- EXERCISE BRIEF
Search the records for "wangmingdong". Copy every line where it appears.

- RECORDS FOR THIS TASK
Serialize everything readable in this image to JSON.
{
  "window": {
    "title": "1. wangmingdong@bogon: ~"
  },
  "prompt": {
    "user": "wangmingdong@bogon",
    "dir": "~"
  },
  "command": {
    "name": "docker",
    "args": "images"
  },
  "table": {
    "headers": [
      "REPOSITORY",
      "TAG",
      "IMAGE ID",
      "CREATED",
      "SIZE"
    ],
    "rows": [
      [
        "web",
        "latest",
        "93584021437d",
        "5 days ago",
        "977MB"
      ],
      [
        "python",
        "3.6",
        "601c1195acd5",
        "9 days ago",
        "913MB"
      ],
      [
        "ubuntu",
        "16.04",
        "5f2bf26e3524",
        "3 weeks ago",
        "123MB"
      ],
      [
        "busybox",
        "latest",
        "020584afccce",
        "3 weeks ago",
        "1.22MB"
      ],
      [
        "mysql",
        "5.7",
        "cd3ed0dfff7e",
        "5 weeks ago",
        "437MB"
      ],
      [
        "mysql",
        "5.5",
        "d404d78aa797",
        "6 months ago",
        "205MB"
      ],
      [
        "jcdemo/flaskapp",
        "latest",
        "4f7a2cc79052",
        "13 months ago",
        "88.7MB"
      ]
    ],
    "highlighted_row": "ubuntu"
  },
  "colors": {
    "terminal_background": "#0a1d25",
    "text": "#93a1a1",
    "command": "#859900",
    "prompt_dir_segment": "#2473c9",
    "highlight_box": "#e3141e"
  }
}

- EXERCISE OUTPUT
    "title": "1. wangmingdong@bogon: ~"
    "user": "wangmingdong@bogon",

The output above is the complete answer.